Goal of the exercise: What you produce should be every line from the data that includes "title".

*** Opening of Listed records ***

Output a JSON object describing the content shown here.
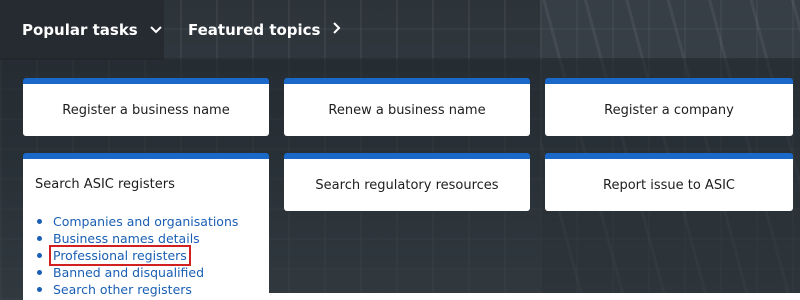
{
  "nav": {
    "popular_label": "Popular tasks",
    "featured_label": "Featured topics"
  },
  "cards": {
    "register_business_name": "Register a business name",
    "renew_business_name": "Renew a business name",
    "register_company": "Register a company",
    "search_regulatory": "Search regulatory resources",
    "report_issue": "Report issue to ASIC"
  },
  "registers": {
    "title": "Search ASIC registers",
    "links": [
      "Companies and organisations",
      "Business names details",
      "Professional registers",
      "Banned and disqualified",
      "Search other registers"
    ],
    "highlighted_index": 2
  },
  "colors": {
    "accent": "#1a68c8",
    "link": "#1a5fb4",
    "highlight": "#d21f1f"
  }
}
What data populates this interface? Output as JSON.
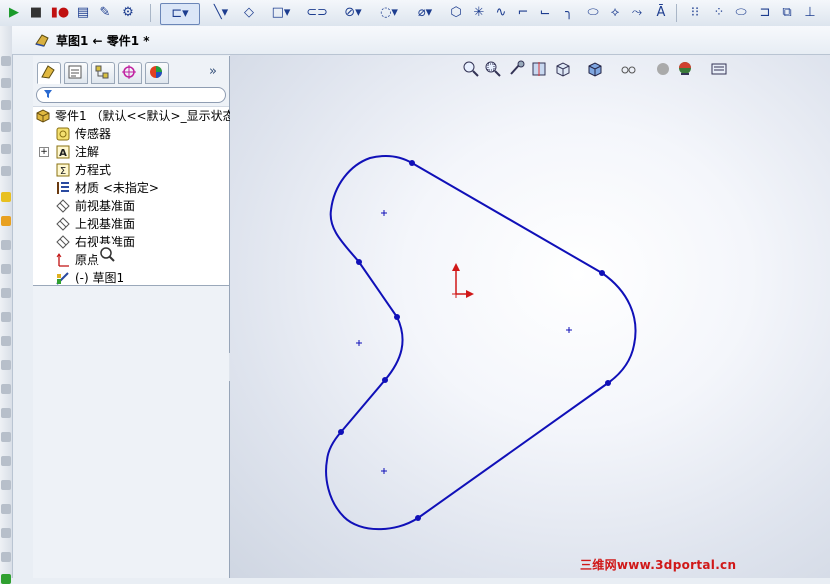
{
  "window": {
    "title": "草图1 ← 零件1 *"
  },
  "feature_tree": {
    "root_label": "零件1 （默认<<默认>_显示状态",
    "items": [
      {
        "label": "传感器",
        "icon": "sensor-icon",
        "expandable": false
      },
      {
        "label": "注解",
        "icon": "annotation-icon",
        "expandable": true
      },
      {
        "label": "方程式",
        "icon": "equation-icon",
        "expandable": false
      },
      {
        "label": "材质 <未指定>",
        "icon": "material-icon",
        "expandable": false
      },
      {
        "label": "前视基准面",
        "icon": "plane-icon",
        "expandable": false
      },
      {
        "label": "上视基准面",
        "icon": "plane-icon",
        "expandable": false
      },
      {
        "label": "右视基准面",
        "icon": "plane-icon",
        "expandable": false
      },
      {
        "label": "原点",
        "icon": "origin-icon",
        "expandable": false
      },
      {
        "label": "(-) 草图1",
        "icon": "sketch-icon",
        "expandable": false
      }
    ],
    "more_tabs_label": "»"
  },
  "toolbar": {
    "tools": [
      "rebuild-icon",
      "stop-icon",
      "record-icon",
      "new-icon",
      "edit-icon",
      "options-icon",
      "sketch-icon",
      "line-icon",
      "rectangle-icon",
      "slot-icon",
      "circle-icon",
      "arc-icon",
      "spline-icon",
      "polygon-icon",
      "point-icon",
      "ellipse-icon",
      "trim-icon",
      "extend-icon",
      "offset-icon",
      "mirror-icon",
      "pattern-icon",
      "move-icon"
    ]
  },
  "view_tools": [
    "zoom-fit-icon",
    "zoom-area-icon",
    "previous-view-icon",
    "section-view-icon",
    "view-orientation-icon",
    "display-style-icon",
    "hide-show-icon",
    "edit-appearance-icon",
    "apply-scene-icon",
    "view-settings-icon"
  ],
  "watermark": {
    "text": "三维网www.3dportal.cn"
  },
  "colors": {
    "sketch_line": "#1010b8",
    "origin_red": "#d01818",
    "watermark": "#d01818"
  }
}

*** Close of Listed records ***
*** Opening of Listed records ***

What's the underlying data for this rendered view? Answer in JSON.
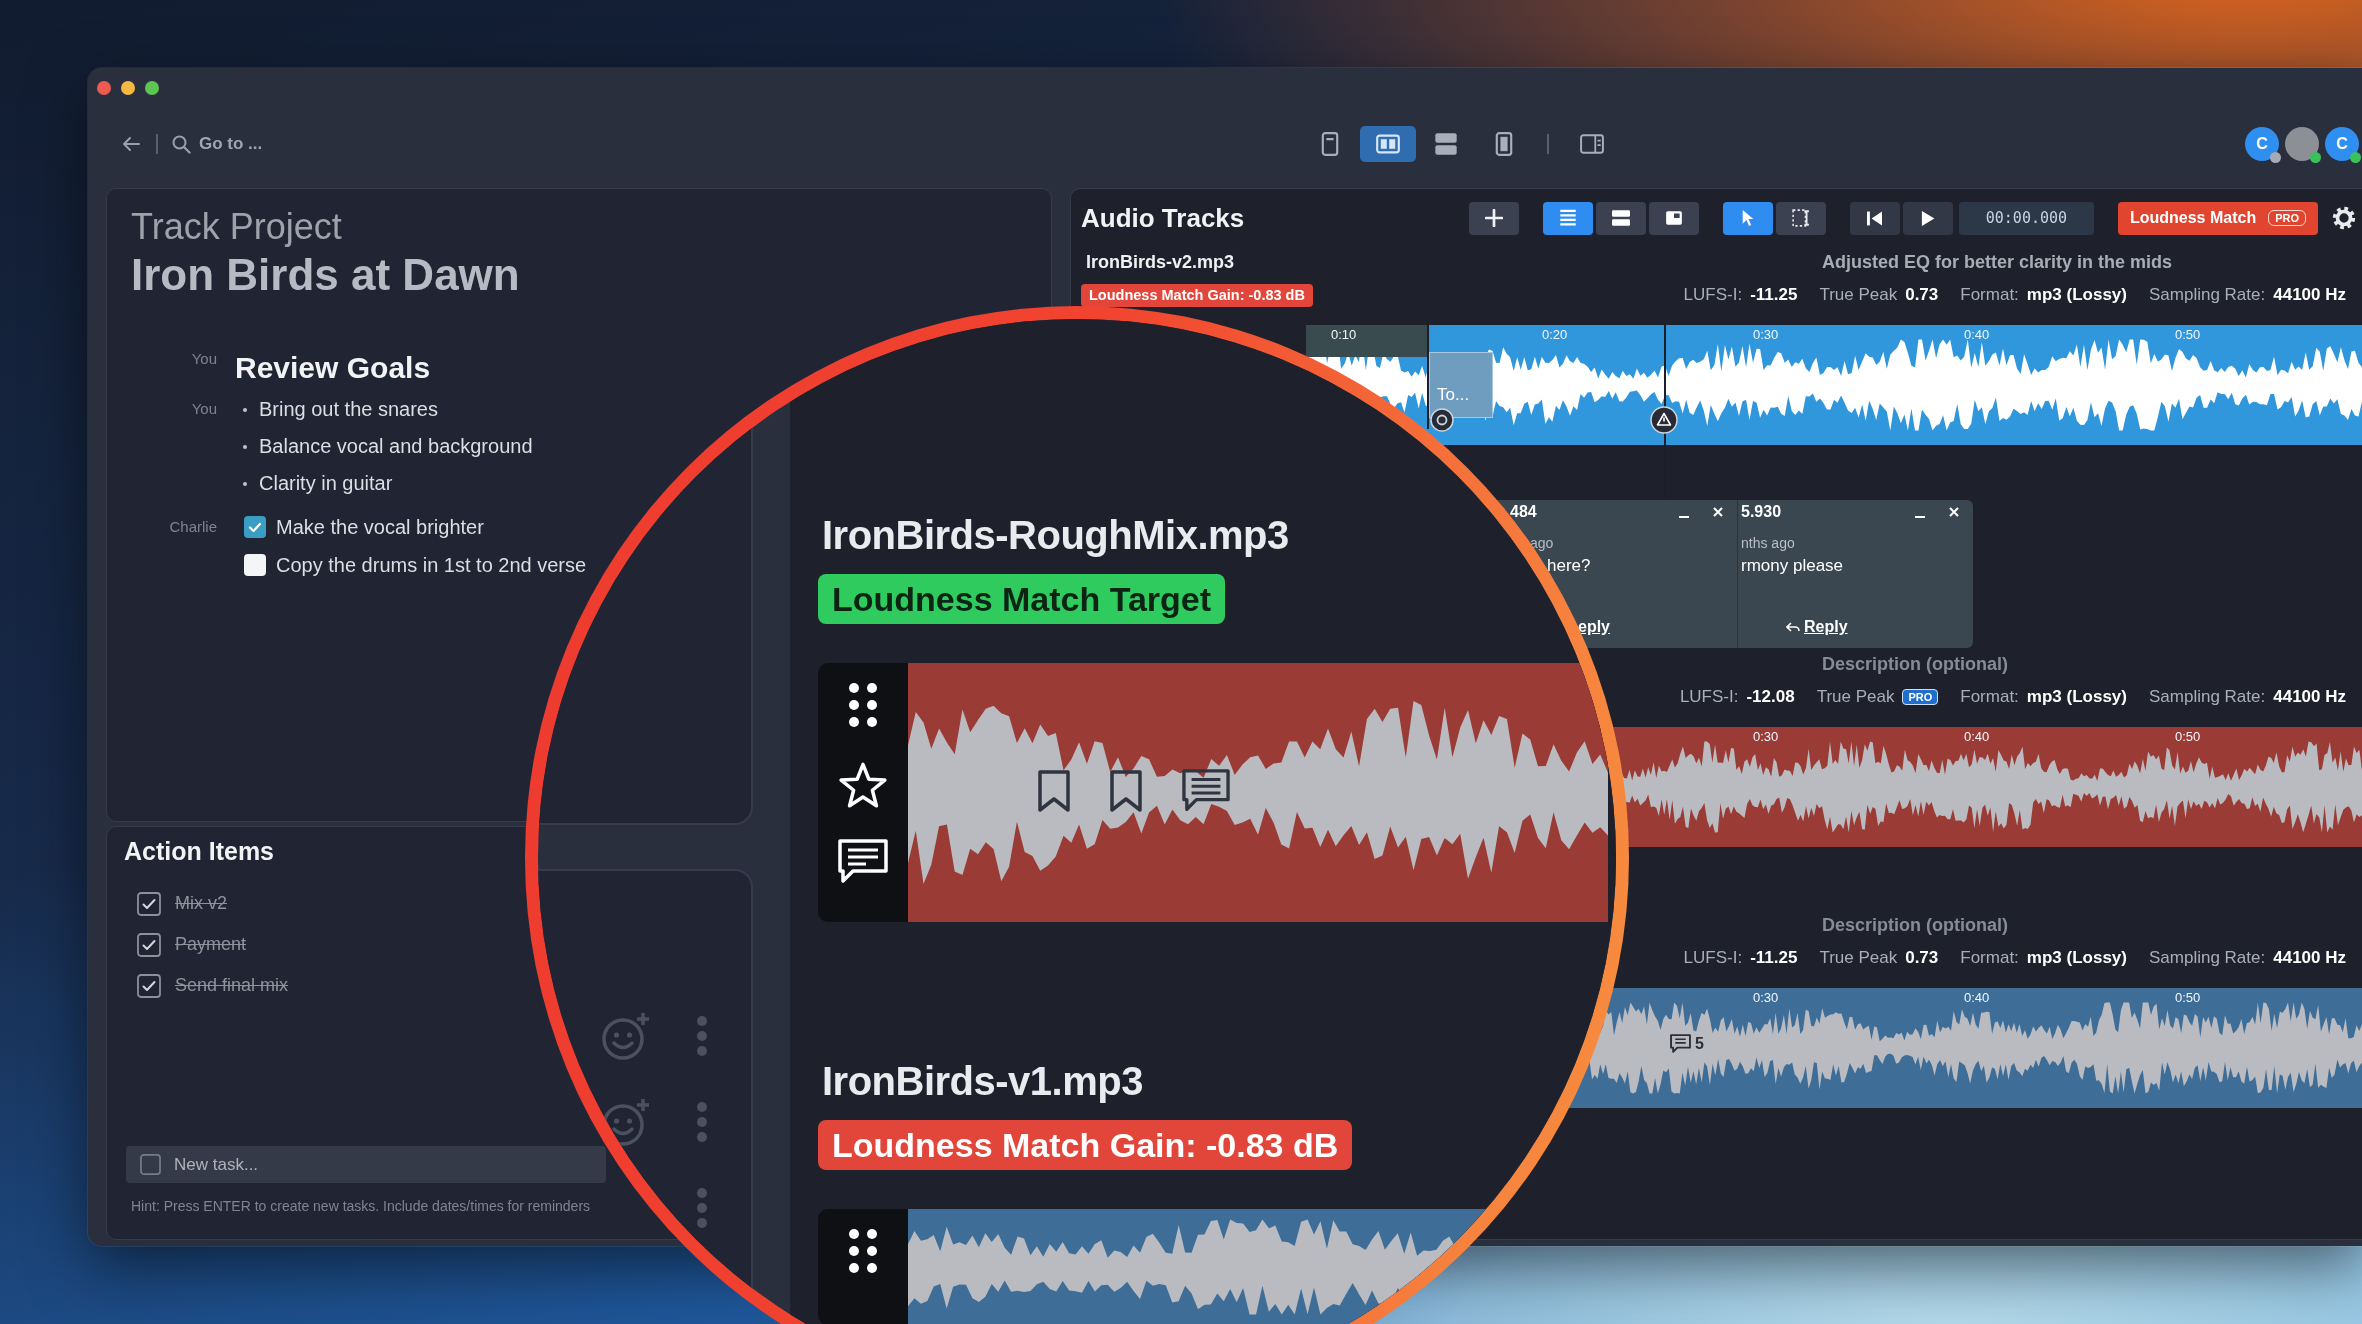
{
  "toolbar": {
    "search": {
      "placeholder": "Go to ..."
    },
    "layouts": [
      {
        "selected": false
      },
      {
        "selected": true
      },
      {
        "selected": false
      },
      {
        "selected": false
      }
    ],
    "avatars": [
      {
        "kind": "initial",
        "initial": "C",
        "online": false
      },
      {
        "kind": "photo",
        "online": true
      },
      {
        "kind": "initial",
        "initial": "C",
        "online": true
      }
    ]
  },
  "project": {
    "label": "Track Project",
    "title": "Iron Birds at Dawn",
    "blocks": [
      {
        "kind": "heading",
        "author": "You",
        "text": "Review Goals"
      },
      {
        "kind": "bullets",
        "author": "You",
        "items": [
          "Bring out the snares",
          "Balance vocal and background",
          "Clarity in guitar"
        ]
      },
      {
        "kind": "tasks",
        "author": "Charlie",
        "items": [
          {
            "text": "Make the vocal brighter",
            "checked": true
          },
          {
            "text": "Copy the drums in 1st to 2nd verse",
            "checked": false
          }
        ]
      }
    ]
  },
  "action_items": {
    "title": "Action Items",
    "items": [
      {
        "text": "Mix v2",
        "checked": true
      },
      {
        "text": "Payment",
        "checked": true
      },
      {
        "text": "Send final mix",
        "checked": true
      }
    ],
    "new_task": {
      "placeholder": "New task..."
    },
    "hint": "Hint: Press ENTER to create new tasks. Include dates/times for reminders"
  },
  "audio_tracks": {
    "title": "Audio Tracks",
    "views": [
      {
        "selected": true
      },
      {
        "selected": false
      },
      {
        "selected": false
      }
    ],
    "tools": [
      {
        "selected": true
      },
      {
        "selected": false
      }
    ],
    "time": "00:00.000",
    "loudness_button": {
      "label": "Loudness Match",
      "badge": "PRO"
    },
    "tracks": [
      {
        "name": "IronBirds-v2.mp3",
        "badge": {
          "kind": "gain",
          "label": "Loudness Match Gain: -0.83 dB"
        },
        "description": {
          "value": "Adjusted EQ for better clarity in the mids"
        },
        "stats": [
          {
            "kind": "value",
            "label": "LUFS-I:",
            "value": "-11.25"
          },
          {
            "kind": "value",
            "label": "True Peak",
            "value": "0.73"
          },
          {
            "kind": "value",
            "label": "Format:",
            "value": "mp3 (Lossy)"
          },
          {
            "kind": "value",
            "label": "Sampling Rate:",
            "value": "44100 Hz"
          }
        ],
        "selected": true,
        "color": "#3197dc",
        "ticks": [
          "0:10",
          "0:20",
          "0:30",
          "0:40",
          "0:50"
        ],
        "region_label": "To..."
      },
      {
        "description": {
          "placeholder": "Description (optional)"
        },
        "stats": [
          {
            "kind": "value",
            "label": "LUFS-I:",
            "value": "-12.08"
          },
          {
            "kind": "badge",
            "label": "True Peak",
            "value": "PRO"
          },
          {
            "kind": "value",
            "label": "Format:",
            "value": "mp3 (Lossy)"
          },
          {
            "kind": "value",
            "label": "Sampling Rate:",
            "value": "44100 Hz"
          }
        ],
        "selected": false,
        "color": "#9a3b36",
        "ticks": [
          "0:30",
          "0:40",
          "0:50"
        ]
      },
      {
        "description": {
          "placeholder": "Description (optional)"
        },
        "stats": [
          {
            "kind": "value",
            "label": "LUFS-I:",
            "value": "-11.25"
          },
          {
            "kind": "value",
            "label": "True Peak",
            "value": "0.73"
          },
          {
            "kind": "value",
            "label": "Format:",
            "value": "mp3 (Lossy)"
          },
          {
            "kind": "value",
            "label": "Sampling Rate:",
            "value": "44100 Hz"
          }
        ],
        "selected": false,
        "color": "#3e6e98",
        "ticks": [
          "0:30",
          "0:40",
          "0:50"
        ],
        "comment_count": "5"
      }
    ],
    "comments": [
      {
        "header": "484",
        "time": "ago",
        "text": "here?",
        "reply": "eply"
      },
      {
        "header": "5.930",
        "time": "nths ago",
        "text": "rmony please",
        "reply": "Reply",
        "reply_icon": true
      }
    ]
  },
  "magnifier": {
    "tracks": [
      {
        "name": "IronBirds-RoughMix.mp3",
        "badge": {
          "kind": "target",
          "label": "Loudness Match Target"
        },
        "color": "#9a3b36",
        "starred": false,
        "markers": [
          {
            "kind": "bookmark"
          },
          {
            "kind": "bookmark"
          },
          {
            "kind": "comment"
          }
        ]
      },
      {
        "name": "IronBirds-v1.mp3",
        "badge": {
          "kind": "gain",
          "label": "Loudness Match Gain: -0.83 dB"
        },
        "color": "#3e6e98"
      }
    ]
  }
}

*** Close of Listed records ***

Exercise result:
    "title": "Search ASIC registers",
    "title": "草图1 ← 零件1 *"
    "title": "Iron Birds at Dawn",
    "title": "Action Items",
    "title": "Audio Tracks",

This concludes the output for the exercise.